The San Francisco Bay Area enjoyed a windfall benefit of about $350 million from Super Bowl 50, the biggest sports and branding event in the world, according to projections compiled by the Global Business Travel Association and its research partner, Rockport Analytics.
Massachusetts has consistently landed in the bottom five out of 50 states every year for the last three years in Chief Executive’s Best & Worst States for Business, as ranked by CEOs in those states. “Massachusetts is overtaxed and overregulated,” one CEO responded in 2015. Connecticut is never more than one or two steps above Massachusetts. So what did Boston do differently to win over GE that it hasn’t done before?
The Southwest states are well-positioned for the growth that's taking place among U.S. factories relocating to or expanding in Mexico.
CEOs who need big, fast digital pipes—and, increasingly these days, that could be just about anyone—are looking closely at metro areas that can hook them up with 1-gigabit broadband networks ranging from Chattanooga, Tenn., to Dublin, Ohio, to Detroit.
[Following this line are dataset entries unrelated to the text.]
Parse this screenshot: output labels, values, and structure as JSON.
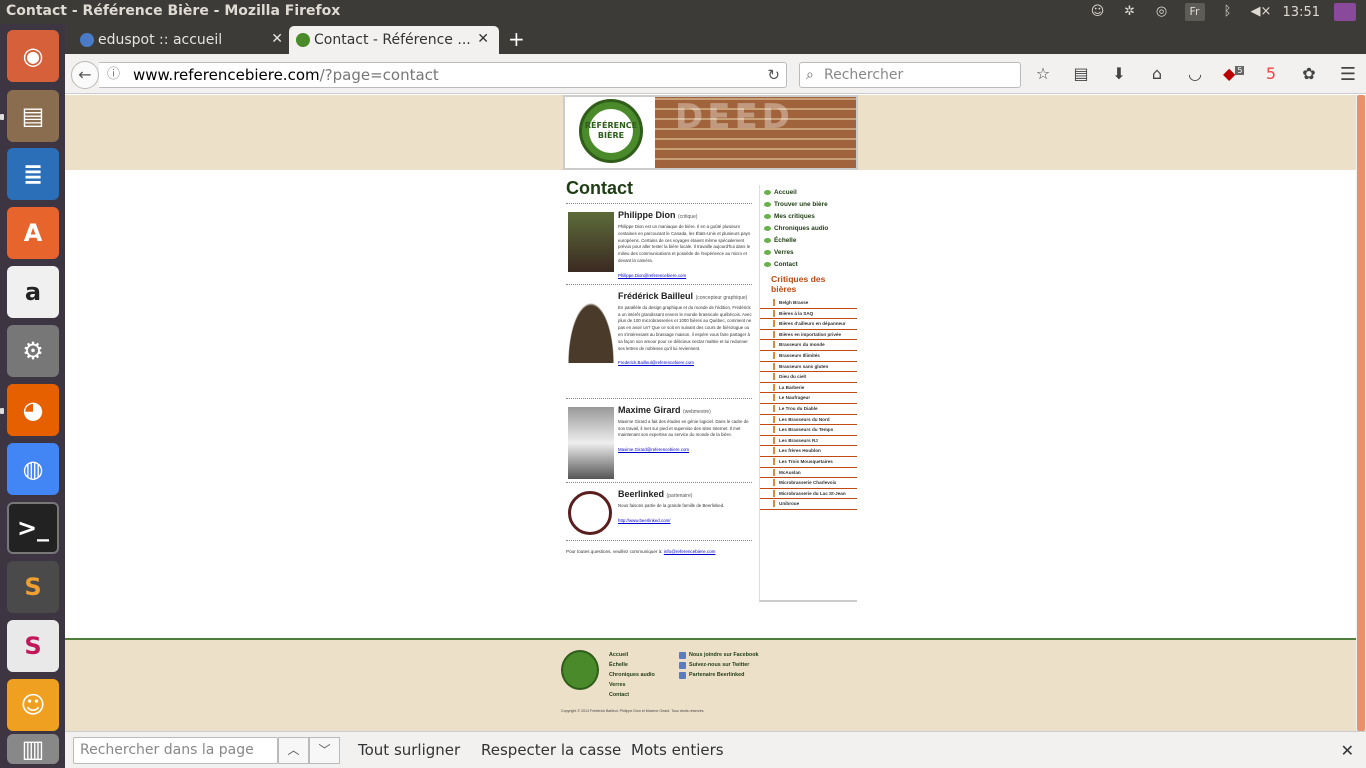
{
  "window": {
    "title": "Contact - Référence Bière - Mozilla Firefox"
  },
  "tray": {
    "keyboard": "Fr",
    "time": "13:51"
  },
  "tabs": [
    {
      "label": "eduspot :: accueil"
    },
    {
      "label": "Contact - Référence ..."
    }
  ],
  "navbar": {
    "url_host": "www.referencebiere.com",
    "url_path": "/?page=contact",
    "search_placeholder": "Rechercher",
    "ublock_badge": "5"
  },
  "page": {
    "title": "Contact",
    "header_sign": "DEED",
    "logo_text": "RÉFÉRENCE BIÈRE",
    "people": [
      {
        "name": "Philippe Dion",
        "role": "(critique)",
        "bio": "Philippe Dion est un maniaque de bière. Il en a goûté plusieurs centaines en parcourant le Canada, les États-Unis et plusieurs pays européens. Certains de ces voyages étaient même spécialement prévus pour aller tester la bière locale. Il travaille aujourd'hui dans le milieu des communications et possède de l'expérience au micro et devant la caméra.",
        "email": "Philippe.Dion@referencebiere.com"
      },
      {
        "name": "Frédérick Bailleul",
        "role": "(concepteur graphique)",
        "bio": "En parallèle du design graphique et du monde de l'édition, Frédérick a un intérêt grandissant envers le monde brassicole québécois. Avec plus de 100 microbrasseries et 1000 bières au Québec, comment ne pas en avoir un? Que ce soit en suivant des cours de biérologue ou en s'intéressant au brassage maison, il espère vous faire partager à sa façon son amour pour ce délicieux nectar maltée et lui redonner ses lettres de noblesse qu'il lui reviennent.",
        "email": "Frederick.Bailleul@referencebiere.com"
      },
      {
        "name": "Maxime Girard",
        "role": "(webmestre)",
        "bio": "Maxime Girard a fait des études en génie logiciel. Dans le cadre de son travail, il met sur pied et supervise des sites Internet. Il met maintenant son expertise au service du monde de la bière.",
        "email": "Maxime.Girard@referencebiere.com"
      },
      {
        "name": "Beerlinked",
        "role": "(partenaire)",
        "bio": "Nous faisons partie de la grande famille de Beerlinked.",
        "email": "http://www.beerlinked.com/"
      }
    ],
    "endnote_text": "Pour toutes questions, veuillez communiquer à:",
    "endnote_link": "info@referencebiere.com"
  },
  "sidebar": {
    "nav": [
      "Accueil",
      "Trouver une bière",
      "Mes critiques",
      "Chroniques audio",
      "Échelle",
      "Verres",
      "Contact"
    ],
    "critiques_title": "Critiques des bières",
    "brewers": [
      "Belgh Brasse",
      "Bières à la SAQ",
      "Bières d'ailleurs en dépanneur",
      "Bières en importation privée",
      "Brasseurs du monde",
      "Brasseurs Illimités",
      "Brasseurs sans gluten",
      "Dieu du ciel!",
      "La Barberie",
      "Le Naufrageur",
      "Le Trou du Diable",
      "Les Brasseurs du Nord",
      "Les Brasseurs du Temps",
      "Les Brasseurs RJ",
      "Les frères Houblon",
      "Les Trois Mousquetaires",
      "McAuslan",
      "Microbrasserie Charlevoix",
      "Microbrasserie du Lac St-Jean",
      "Unibroue"
    ]
  },
  "footer": {
    "links": [
      "Accueil",
      "Échelle",
      "Chroniques audio",
      "Verres",
      "Contact"
    ],
    "social": [
      "Nous joindre sur Facebook",
      "Suivez-nous sur Twitter",
      "Partenaire Beerlinked"
    ],
    "copyright": "Copyright © 2013 Frédérick Bailleul, Philippe Dion et Maxime Girard. Tous droits réservés."
  },
  "findbar": {
    "placeholder": "Rechercher dans la page",
    "highlight_all": "Tout surligner",
    "match_case": "Respecter la casse",
    "whole_words": "Mots entiers"
  }
}
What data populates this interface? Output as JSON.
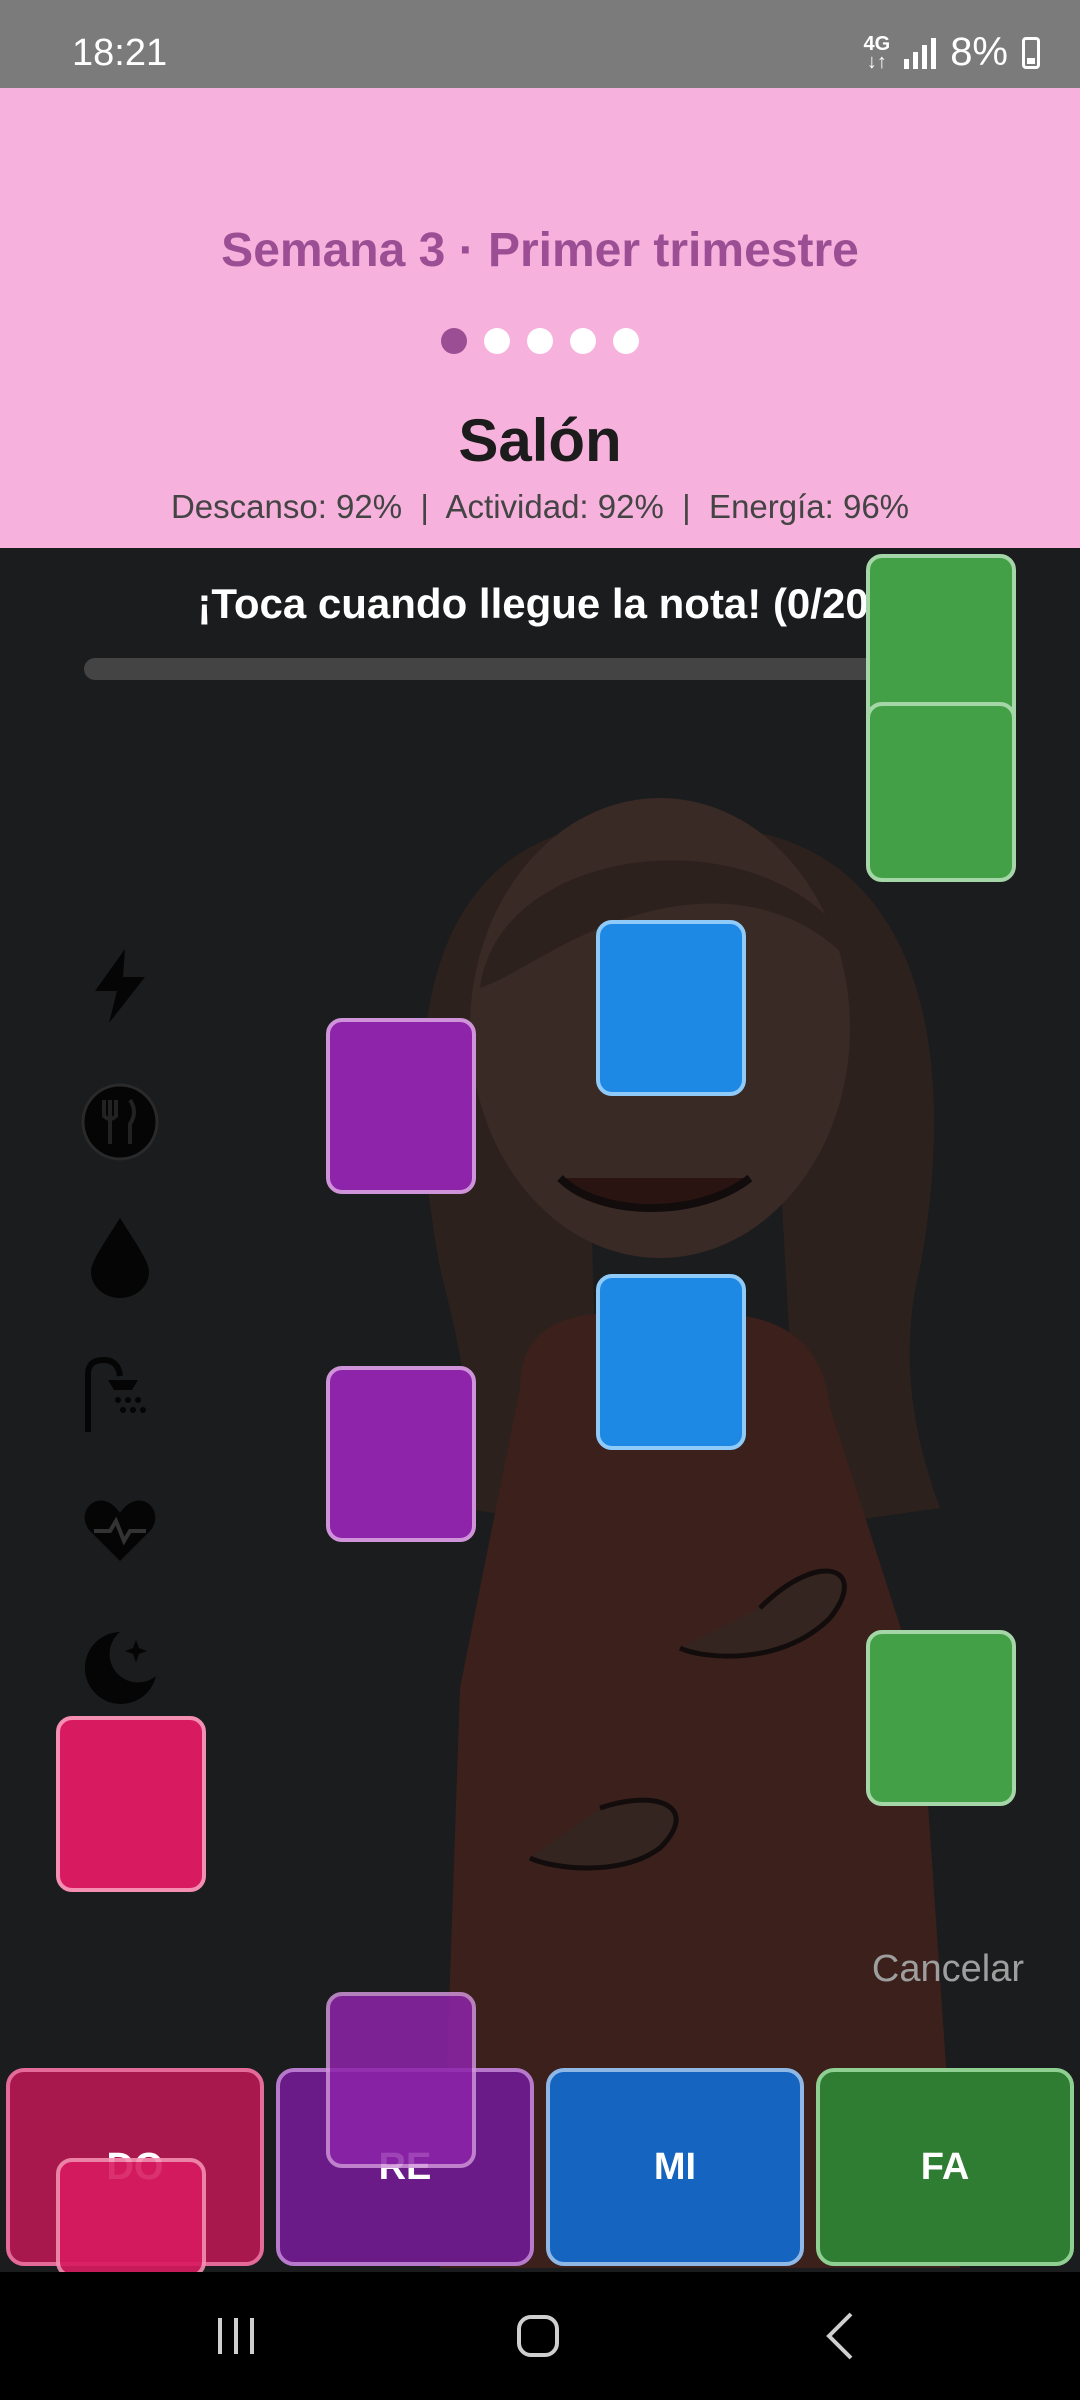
{
  "status_bar": {
    "time": "18:21",
    "network": "4G",
    "battery": "8%"
  },
  "header": {
    "week_label": "Semana 3 · Primer trimestre",
    "page_dots": {
      "count": 5,
      "active_index": 0
    },
    "room": "Salón",
    "stats": "Descanso: 92%  |  Actividad: 92%  |  Energía: 96%"
  },
  "game": {
    "prompt": "¡Toca cuando llegue la nota! (0/20)",
    "progress": 0,
    "side_icons": [
      "lightning-icon",
      "fork-knife-icon",
      "water-drop-icon",
      "shower-icon",
      "heart-pulse-icon",
      "moon-stars-icon"
    ],
    "cancel_label": "Cancelar",
    "lanes": [
      {
        "label": "DO",
        "color": "#d81b60"
      },
      {
        "label": "RE",
        "color": "#8e24aa"
      },
      {
        "label": "MI",
        "color": "#1e88e5"
      },
      {
        "label": "FA",
        "color": "#43a047"
      }
    ]
  },
  "nav_bar": {
    "items": [
      "recents-icon",
      "home-icon",
      "back-icon"
    ]
  }
}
But near the Orlando airport, the 11-square-mile Lake Nona development represents one of the single most concentrated areas of 1-gigabit bandwidth in America, and the rapid development of this sunny economic enclave is ratifying investors’ decisions to “build it and they will come.”
More CEOs and company founders are being lured to “smart” cities that have built fast fiber-optic networks, highly digitally connected municipal-government infrastructures, expectations that they will stay at the forefront in business-supporting technologies—or some combination thereof.